** Opening Provided entries block **

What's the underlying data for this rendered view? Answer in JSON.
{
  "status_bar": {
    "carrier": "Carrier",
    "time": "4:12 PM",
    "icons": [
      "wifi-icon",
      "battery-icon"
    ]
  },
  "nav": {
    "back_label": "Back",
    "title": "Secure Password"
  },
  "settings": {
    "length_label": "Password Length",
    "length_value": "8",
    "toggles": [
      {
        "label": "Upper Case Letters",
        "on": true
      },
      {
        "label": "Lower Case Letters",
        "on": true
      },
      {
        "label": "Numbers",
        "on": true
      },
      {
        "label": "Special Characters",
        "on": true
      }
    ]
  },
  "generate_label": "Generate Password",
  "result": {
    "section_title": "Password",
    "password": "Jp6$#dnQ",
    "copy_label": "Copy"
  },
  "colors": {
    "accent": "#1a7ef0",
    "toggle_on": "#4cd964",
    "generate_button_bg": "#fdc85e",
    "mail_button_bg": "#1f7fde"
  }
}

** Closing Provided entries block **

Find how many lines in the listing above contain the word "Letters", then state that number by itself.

▸ Solution to the exercise
2